We all know childhood obesity is a major problem! Over 9 million kids from the ages of 6 to 19 are overweight or obese. This number has tripled from what it was in 1980. Plus, a recent report predicted by the year 2030 over 44% over adults will be obese.
Now those are some scary stats!
Educators and parents need to make kids aware NOW what dictates healthy eating and get kids active. Actress Christine Taylor and fitness expert Bob Harper are committed to doing just that! They both joined forces with the United States Tennis Association to combat childhood obesity.
“Teens are spending up to seven hours a day in front of some sort of computer device. What I really try to get the parents to do is become more active. It’s just not telling your children what you want them to do; you’ve got to become a part of the solution and actually do what you want them to do,” reveals Bob.
As a mother of two, Christine, who is married to actor Ben Stiller, is committed to getting kids moving – including her own.

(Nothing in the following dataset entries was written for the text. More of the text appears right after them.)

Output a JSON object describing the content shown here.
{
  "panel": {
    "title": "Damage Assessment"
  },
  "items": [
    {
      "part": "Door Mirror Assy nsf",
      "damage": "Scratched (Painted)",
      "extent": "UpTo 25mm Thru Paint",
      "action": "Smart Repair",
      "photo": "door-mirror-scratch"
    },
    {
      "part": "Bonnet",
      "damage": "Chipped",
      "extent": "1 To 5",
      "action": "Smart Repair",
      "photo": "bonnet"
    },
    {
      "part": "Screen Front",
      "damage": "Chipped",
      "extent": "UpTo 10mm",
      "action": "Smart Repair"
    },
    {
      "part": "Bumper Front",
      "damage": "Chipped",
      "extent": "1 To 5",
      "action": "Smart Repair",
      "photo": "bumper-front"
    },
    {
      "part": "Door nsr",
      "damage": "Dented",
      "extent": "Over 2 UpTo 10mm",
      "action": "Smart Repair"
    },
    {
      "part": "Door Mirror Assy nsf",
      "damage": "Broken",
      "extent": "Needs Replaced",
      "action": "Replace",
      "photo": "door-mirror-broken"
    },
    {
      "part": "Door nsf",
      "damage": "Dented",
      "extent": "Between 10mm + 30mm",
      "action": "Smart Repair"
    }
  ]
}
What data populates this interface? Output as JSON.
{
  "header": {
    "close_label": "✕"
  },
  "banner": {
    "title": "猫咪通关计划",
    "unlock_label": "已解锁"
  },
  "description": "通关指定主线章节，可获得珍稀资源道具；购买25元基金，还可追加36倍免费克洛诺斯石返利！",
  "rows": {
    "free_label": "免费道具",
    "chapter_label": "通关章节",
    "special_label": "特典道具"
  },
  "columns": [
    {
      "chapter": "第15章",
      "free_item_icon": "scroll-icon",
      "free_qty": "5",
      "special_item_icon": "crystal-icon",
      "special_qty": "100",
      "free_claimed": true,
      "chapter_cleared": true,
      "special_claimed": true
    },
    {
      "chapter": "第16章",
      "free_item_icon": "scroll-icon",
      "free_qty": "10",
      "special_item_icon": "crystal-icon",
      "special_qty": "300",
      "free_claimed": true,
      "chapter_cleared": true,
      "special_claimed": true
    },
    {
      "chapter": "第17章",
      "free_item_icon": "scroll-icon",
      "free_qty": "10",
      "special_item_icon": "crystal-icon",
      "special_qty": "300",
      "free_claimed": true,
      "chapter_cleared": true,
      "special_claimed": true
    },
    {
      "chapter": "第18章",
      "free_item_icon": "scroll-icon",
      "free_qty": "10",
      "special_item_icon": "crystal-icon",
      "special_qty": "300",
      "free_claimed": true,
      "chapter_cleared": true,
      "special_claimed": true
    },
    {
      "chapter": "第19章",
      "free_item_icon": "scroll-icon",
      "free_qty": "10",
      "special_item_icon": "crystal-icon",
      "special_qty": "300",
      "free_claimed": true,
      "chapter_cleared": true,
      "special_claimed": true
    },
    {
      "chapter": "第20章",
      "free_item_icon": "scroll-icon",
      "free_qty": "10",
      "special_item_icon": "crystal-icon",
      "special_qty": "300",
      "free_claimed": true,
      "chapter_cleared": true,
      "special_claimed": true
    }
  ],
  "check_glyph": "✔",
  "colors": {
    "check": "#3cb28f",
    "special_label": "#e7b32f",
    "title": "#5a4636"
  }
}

“My kids aren’t naturally competitive and don’t currently play on sports teams, so I always need to be creative in keeping them active. It’s sort of tricking them into physical activity because it doesn’t feel like exercise when it’s fun or when it’s a game. I also learned to put my money where my mouth is, and I participate in the game of activity with them,” Christine revealed to Healthy Hollywood.
The USTA kicked off National Childhood Obesity Awareness Month during the U.S. Open. The organization hopes to make tennis more accessible to kids everywhere. They’re hosting thousands of events around the country where families can experience tennis.
“Tennis lesson used to involve kids standing in line, hitting a ball or two and the moving back to the end of the line. It’s boring. Now, with the equipment right sized for kids, they can rally and play their first time out,” adds Christine who is a huge tennis enthusiast and has gotten her own two kids into the game.
Besides getting active, Christine also recognizes the importance of healthy eating, adding, “And that comes down to making your kids eat right and drink plenty of fluids. And that means eating well-balanced meals and avoiding candy and sugary drinks. Kids run like crazy, so they need lasting nutrition, not sugar highs.”
Even her husband Ben is taking a swing at the sport.
“Ben and I like to hit around and play short matches with our own made-up rules. This shows what kind of tennis family we are. As an anniversary present last year, I got a ball machine. I feel that is going to be my motivation to practice even when I don’t have a partner.”
The USTA is offering thousands of events around the country to get kids on the court. Check out www.youthtennis.com. Happy swinging!
-- Terri MacLeod